Description of the task
Your answer must be every line of the data below that holds the string "STORMWATER", copied exactly.

:::

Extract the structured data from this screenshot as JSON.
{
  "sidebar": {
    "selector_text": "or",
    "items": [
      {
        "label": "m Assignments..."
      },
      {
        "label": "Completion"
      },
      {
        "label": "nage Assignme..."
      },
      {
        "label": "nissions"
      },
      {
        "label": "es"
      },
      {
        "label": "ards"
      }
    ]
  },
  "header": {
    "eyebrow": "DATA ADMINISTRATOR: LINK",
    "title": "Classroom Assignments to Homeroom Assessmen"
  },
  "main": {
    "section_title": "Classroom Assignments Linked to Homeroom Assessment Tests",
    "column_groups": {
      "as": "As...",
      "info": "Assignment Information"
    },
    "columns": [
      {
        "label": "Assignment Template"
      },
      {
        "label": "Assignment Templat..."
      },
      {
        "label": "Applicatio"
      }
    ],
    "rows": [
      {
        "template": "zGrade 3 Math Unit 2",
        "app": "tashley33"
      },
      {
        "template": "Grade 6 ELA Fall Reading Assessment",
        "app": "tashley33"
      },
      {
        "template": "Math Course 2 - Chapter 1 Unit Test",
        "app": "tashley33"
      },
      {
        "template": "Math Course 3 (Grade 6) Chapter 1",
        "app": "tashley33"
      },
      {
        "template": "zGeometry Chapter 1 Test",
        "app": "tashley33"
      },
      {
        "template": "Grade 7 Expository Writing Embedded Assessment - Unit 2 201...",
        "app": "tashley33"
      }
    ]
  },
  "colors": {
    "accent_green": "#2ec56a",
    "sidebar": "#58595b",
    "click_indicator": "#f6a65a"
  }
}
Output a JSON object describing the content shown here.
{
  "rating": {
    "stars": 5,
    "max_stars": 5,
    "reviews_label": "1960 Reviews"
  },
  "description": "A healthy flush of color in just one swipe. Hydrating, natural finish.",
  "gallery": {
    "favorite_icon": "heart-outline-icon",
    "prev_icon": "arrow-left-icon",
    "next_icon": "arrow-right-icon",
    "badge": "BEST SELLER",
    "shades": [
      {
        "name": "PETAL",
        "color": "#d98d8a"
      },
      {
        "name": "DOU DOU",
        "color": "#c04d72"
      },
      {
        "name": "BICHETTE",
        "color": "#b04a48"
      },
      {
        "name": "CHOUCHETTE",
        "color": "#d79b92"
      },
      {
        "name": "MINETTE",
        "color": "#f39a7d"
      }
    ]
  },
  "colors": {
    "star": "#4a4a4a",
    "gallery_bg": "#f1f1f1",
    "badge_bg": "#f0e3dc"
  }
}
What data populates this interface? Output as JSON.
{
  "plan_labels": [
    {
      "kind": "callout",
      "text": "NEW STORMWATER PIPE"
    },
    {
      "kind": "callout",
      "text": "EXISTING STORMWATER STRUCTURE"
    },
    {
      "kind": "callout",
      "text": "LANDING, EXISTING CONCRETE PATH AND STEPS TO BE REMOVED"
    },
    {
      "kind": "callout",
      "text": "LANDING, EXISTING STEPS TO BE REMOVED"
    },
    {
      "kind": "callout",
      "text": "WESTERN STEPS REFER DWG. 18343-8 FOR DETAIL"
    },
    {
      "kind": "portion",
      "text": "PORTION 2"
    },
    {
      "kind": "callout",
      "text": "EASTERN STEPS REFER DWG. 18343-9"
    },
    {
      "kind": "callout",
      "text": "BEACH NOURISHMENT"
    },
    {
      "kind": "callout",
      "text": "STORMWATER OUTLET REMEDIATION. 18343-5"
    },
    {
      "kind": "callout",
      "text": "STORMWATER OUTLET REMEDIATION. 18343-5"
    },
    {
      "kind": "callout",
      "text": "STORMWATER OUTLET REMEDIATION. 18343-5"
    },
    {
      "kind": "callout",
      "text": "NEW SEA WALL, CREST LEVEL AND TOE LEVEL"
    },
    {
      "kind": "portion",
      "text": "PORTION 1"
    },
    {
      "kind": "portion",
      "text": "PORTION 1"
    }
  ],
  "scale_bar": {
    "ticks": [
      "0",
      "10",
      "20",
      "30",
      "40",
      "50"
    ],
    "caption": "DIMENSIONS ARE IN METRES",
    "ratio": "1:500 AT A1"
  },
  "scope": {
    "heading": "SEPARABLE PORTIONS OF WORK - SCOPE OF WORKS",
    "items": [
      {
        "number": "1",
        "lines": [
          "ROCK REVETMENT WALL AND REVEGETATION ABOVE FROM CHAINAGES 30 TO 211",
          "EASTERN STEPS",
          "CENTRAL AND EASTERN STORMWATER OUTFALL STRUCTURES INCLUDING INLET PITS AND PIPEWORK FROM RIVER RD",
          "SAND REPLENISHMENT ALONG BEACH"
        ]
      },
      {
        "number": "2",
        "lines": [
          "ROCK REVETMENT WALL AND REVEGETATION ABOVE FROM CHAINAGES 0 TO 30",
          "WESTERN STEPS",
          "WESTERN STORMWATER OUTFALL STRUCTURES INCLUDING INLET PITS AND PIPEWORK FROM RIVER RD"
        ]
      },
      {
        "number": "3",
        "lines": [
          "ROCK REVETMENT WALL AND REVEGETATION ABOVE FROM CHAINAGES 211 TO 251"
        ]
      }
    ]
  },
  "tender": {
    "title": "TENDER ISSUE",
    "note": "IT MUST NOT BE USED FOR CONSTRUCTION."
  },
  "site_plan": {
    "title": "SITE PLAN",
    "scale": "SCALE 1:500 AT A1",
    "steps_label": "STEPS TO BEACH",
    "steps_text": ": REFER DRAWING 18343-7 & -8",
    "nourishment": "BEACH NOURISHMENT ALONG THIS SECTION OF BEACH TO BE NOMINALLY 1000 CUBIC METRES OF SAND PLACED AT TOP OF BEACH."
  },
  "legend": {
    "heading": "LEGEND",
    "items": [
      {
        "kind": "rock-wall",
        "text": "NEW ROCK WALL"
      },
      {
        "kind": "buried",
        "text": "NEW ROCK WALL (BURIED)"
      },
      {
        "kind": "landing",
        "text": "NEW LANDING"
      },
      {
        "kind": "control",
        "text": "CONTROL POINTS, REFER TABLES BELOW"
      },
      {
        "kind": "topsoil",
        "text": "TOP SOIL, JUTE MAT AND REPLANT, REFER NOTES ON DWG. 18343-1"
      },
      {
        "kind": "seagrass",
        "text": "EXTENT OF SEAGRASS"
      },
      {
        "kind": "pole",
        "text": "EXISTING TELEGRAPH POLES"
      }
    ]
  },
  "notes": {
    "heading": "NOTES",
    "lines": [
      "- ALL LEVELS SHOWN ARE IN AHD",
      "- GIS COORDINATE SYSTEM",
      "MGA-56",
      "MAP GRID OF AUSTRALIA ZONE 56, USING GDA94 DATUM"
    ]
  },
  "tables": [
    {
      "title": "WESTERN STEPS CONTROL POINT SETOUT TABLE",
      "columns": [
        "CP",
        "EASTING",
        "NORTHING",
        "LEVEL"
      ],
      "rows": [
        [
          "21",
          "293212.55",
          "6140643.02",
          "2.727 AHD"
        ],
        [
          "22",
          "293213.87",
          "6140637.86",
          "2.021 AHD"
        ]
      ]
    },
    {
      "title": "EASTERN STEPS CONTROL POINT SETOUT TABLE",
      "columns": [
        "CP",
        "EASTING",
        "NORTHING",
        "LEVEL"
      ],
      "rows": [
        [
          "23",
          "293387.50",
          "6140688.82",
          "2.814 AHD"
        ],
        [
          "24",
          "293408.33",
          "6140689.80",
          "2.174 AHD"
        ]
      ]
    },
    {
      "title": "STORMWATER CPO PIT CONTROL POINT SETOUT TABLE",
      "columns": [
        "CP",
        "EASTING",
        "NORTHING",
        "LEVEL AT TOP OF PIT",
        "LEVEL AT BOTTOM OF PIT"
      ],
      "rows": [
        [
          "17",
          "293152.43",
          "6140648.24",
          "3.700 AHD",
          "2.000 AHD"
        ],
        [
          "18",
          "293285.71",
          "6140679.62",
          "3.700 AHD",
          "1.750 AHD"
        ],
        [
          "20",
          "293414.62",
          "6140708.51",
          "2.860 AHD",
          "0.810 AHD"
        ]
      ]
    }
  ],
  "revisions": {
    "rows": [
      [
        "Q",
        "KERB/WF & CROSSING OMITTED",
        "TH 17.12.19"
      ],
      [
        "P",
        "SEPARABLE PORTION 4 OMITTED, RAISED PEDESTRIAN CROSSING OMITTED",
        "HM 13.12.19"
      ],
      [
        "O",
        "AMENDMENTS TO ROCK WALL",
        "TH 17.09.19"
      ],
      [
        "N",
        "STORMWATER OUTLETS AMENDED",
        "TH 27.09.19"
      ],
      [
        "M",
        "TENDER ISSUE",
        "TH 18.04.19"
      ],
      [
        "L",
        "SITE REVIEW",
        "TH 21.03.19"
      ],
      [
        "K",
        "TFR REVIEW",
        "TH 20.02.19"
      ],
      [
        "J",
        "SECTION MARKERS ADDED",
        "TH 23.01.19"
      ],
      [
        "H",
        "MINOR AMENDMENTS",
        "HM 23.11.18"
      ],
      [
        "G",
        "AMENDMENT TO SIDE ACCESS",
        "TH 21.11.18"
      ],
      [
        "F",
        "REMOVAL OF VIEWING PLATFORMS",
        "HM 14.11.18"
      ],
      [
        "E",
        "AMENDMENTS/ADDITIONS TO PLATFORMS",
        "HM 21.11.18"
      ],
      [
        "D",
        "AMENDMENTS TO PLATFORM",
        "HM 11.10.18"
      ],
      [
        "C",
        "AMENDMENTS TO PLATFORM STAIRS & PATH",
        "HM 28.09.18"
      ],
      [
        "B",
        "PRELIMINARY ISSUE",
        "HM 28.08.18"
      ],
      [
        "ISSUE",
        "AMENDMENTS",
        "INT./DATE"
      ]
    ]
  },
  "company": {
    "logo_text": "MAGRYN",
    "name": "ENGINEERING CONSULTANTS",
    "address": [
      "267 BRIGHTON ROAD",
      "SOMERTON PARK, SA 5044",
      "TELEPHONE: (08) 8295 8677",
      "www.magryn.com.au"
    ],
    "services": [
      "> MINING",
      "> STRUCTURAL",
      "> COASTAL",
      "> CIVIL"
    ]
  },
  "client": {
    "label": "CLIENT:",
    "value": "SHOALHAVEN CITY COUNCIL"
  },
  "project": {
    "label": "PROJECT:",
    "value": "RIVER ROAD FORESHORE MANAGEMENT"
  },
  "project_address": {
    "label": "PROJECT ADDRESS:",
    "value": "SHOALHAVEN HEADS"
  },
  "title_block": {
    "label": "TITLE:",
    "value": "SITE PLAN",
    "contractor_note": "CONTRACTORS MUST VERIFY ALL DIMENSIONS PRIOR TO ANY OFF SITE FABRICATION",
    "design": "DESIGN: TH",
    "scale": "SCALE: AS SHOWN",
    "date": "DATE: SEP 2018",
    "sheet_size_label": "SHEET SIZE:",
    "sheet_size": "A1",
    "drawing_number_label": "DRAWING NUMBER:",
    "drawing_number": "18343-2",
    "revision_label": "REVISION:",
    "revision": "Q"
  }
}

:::

Task result
      "text": "NEW STORMWATER PIPE"
      "text": "EXISTING STORMWATER STRUCTURE"
      "text": "STORMWATER OUTLET REMEDIATION. 18343-5"
      "text": "STORMWATER OUTLET REMEDIATION. 18343-5"
      "text": "STORMWATER OUTLET REMEDIATION. 18343-5"
          "CENTRAL AND EASTERN STORMWATER OUTFALL STRUCTURES INCLUDING INLET PITS AND PIPEWORK FROM RIVER RD",
          "WESTERN STORMWATER OUTFALL STRUCTURES INCLUDING INLET PITS AND PIPEWORK FROM RIVER RD"
      "title": "STORMWATER CPO PIT CONTROL POINT SETOUT TABLE",
        "STORMWATER OUTLETS AMENDED",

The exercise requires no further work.